Identifying natural modifiers of a copine mutant bon1bon3.
Copine proteins are highly conserved among protozoa, plants, nematodes, and mammals. The calcium-dependent lipid binding activity of these proteins suggests their potential roles in membrane trafficking and signal transduction. However, the biochemical and biological functions of these proteins are not well understood. There are three members of copines in Arabidopsis thaliana, named as BON1, BON2 and BON3. These genes have both distinct and overlapping roles in regulating growth and defense in plants. The overlapping function between BON1 and BON3 are accession dependent. bon1bon3 double mutant in the Col-0 background is seedling lethal while it is wild-type like in the Ws background.
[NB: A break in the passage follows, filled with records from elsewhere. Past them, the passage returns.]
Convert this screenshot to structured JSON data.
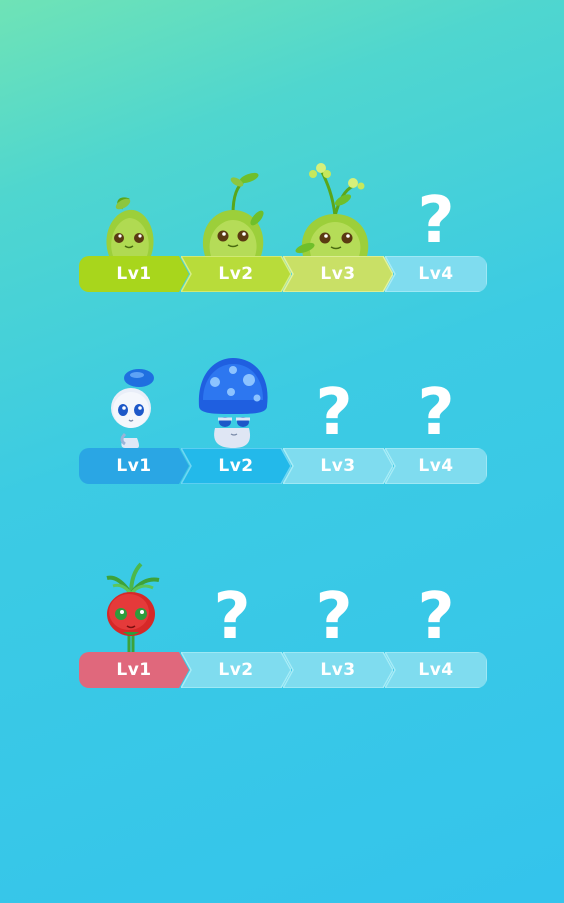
{
  "colors": {
    "locked": "#7fdcef",
    "chevron_edge": "#a8ecf7"
  },
  "rows": [
    {
      "family": "sprout",
      "levels": [
        {
          "label": "Lv1",
          "state": "unlocked",
          "color": "#a8d61c"
        },
        {
          "label": "Lv2",
          "state": "unlocked",
          "color": "#b8dc3a"
        },
        {
          "label": "Lv3",
          "state": "unlocked",
          "color": "#c9e066"
        },
        {
          "label": "Lv4",
          "state": "locked",
          "mark": "?"
        }
      ]
    },
    {
      "family": "mushroom",
      "levels": [
        {
          "label": "Lv1",
          "state": "unlocked",
          "color": "#2aa6e4"
        },
        {
          "label": "Lv2",
          "state": "unlocked",
          "color": "#23b9ea"
        },
        {
          "label": "Lv3",
          "state": "locked",
          "mark": "?"
        },
        {
          "label": "Lv4",
          "state": "locked",
          "mark": "?"
        }
      ]
    },
    {
      "family": "radish",
      "levels": [
        {
          "label": "Lv1",
          "state": "unlocked",
          "color": "#e0687c"
        },
        {
          "label": "Lv2",
          "state": "locked",
          "mark": "?"
        },
        {
          "label": "Lv3",
          "state": "locked",
          "mark": "?"
        },
        {
          "label": "Lv4",
          "state": "locked",
          "mark": "?"
        }
      ]
    }
  ]
}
Genetic studies indicate the existence of multiple natural modifiers of the bon1bon3 phenotype, named as LCDs (Lesion Cell Death). Previous study showed that the activation of a Col-specific TIR-NBS-LRR type of resistance (R) gene SNC1, located in RPP5 R gene cluster, is responsible for the cell death phenotype and the snc1 mutation can partially rescue the lethal phenotype of bon1bon3 in Col. To uncover other LCDs besides SNC1, QTL mapping is carried out using RILs (recombinant inbred lines) generated from a cross between bon1bon3snc1 (Col) and bon1bon3(Ws). Genotyping and phenotyping data analyzed with QTL Cartographer revealed 6 loci linked to the cell death phenotype. Interestingly, all of them are linked with clustered TIR-NBS-LRR type R genes. To test whether these R genes are LCDs, loss-of-function mutations of these genes are being introduced to bon1bon3snc1 to determine whether they could partially rescue the cell death phenotype. It is likely that BON family regulates cell death and growth homeostasis through multiple TIR-NBS-LRR type R genes.
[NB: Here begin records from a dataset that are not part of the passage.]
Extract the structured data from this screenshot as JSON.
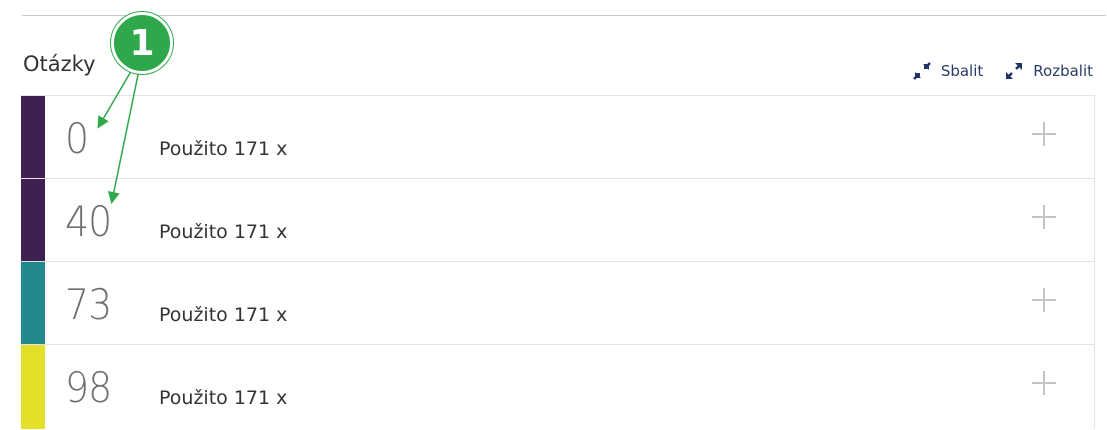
{
  "section": {
    "title": "Otázky"
  },
  "toolbar": {
    "collapse_label": "Sbalit",
    "expand_label": "Rozbalit"
  },
  "rows": [
    {
      "score": "0",
      "usage": "Použito 171 x",
      "color": "#3e2152"
    },
    {
      "score": "40",
      "usage": "Použito 171 x",
      "color": "#3e2152"
    },
    {
      "score": "73",
      "usage": "Použito 171 x",
      "color": "#21898e"
    },
    {
      "score": "98",
      "usage": "Použito 171 x",
      "color": "#e2e128"
    }
  ],
  "annotation": {
    "badge_number": "1",
    "color": "#2ea84a"
  },
  "icons": {
    "collapse": "collapse-arrows-icon",
    "expand": "expand-arrows-icon",
    "row_expand": "plus-icon"
  }
}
Log in to add this item to your schedule
1 - Cornell University, Plant Biology, 141 Emerson Hall, Cornell University, Ithaca, NY, 14853, USA
2 - Cornell University, Plant Biology
Presentation Type: Plant Biology Abstract
Location: Exhibit Hall (Northeast, Southwest & Southeast)/Hilton
Date: Sunday, July 8th, 2007
Time: 8:00 AM